La Follette initially opposed an Ethics board probe. As the stream of allegations continued, he demanded one. He complained, in an interview in his capitol office, that his attempts to set the record straight had been thwarted by an antagonistic press.
The board, which has hired a special counsel and a retired FBI agent to conduct the inquiry, expects to make a preliminary finding by mid-September. It could exonerate him or recommend civil or criminal litigation.
La Follette owns 4 percent of a financially troubled company headed by Boullion, Superlog Ventures Inc., which makes artificial fireplace logs. According to news accounts, Boullion arranged for a $35,000 loan to Superlog from a mausoleum developer who had retained lobbyist Boullion as an adviser. At the time, the developer was under investigation by La Follette's department for alleged criminal consumer fraud.
La Follette resigned from Superlog's board of directors when he learned of his department's investigation. The case is pending.
Meanwhile, another firm under state investigation for alleged illegal pyramid sales techniques is reported to have offered Superlog products as a promotion last year. La Follette says it was done without his knowledge.
Assistant Attorney General Stephen Nicks also alleges that La Follette dropped a lawsuit against another cemetery-space sales firm after Boullion intervened.
La Follette acknowledges that he quashed the case but denies that it was a favor to Boullion. He says he exercises prosecutorial discretion on a case's merits and has ruled against other Boullion clients. Boullion has said he exerts no influence over La Follette.
Allegations also have been made that La Follette dropped a Medicaid fraud case against a Wisconsin nursing-home operator after meeting with a former chief Justice Department aide who had served as his campaign director and later became lawyer for the operator. La Follette says he did what was right.
News media scrutiny of La Follette's conduct has extended to his 1985 federal tax returns, which he released last month. The returns show that he and his wife, Barbara, an assistant state health and social services director, earned $76,455 last year and claimed a taxable income of $29,055, taking big deductions from mortgage interest payments and business losses.
Deductions include a $10,882 Superlog loss. The returns also indicate that La Follette in 1983 and 1984 participated in a San Francisco tax shelter that the Internal Revenue Service last year filed suit against as an "abusive tax shelter."
La Follette, who describes himself as an "easy-going type" seems an unlikely figure for financial maneuverings. His grandfather, Robert M. (Fighting Bob) La Follette, rose to national prominence at the turn of the century by taking on banks and big business in Wisconsin.

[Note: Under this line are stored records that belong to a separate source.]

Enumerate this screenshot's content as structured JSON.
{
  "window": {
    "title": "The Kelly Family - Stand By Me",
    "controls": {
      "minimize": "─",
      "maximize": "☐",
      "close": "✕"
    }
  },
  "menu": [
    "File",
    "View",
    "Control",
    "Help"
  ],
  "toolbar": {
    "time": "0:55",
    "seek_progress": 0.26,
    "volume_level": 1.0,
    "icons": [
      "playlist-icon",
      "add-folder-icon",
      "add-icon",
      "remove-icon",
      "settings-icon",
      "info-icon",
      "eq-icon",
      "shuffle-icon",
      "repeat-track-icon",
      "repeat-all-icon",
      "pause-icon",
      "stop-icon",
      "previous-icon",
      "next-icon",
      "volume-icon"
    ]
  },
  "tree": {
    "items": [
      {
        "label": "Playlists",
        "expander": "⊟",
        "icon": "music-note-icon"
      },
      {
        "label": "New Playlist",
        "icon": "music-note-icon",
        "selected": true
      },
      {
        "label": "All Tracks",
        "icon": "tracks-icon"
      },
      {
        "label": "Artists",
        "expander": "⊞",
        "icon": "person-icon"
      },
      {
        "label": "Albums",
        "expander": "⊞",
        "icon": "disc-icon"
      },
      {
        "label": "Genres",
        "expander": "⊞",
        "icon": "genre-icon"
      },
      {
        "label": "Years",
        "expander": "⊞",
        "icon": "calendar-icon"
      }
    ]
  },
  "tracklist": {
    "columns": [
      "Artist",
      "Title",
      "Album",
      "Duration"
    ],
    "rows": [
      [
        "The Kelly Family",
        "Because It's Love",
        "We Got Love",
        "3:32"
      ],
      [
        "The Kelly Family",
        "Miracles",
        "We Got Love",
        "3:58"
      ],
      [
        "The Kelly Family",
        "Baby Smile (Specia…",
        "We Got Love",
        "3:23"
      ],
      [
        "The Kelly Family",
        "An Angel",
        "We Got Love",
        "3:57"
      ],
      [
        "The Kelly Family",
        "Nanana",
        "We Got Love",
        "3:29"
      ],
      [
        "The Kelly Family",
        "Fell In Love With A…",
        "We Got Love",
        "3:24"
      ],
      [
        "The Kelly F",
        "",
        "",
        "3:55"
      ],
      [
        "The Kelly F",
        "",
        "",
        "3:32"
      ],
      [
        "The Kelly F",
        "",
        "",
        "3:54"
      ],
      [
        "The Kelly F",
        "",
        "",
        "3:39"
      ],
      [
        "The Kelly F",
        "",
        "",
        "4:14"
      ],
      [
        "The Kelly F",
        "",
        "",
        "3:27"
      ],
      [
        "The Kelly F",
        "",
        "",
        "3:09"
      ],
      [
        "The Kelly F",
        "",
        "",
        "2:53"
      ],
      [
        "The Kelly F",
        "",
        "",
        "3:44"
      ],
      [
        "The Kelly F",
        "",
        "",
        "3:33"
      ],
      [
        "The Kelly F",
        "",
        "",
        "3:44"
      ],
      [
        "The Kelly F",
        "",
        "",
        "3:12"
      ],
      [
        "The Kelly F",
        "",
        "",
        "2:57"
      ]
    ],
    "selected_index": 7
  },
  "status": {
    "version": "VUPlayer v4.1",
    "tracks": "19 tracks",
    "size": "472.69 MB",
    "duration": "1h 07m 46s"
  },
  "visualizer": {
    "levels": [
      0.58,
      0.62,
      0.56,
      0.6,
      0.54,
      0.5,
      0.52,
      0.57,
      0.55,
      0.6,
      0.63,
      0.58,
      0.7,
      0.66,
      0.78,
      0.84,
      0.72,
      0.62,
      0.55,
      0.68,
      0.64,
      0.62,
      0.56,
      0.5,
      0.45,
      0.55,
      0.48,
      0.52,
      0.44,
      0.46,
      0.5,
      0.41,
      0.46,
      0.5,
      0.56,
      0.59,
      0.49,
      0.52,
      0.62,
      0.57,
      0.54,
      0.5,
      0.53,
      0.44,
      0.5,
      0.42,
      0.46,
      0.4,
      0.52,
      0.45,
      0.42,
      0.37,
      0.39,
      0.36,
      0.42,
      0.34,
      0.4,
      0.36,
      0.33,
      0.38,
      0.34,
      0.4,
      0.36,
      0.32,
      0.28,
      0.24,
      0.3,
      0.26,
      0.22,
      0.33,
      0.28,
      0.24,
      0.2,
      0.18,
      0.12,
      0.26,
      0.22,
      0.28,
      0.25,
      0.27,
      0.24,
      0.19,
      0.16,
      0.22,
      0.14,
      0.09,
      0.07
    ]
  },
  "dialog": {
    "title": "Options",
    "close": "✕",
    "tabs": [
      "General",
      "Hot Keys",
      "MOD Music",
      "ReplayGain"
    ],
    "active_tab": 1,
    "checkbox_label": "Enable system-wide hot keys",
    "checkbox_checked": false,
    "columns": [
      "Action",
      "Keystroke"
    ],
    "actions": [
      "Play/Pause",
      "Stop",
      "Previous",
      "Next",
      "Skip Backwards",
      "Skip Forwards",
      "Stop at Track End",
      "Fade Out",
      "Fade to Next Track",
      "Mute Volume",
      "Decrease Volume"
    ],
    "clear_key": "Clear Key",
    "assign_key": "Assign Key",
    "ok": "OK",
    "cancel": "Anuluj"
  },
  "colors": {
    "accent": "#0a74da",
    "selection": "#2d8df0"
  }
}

He became a key Progressive Party figure and was a U.S. representative, governor, senator and Progressive presidential candidate in 1924, carrying Wisconsin in an election won by Calvin Coolidge. He died in office in 1925, and Bronson's father, Robert M. (Young Bob) La Follette Jr., succeeded him at age 30, the youngest man since Henry Clay to serve in the U.S. Senate.
Young Bob won two full Senate terms as a Progressive, while his brother, Philip, served as Wisconsin's Progressive governor for several terms in the 1930s. Young Bob's career ended in 1946, when he was defeated for the GOP Senate nomination by Joseph McCarthy.
One of two sons, Bronson grew up in Washington, was graduated from the Landon School and received undergraduate and law degrees from the University of Wisconsin.
His father committed suicide in 1953. La Follette's brother is a businessman in New York. But Bronson renewed the family tradition in 1964, winning the attorney general's post as a Democrat. He was reelected in 1966 but lost a race for governor in 1968 to GOP incumbent Warren Knowles.
He reappeared in 1974, won the job again, and has stayed in office ever since, echoing his family's Progressive roots by styling himself "lawyer for the little man." Recent polls show him with wide support.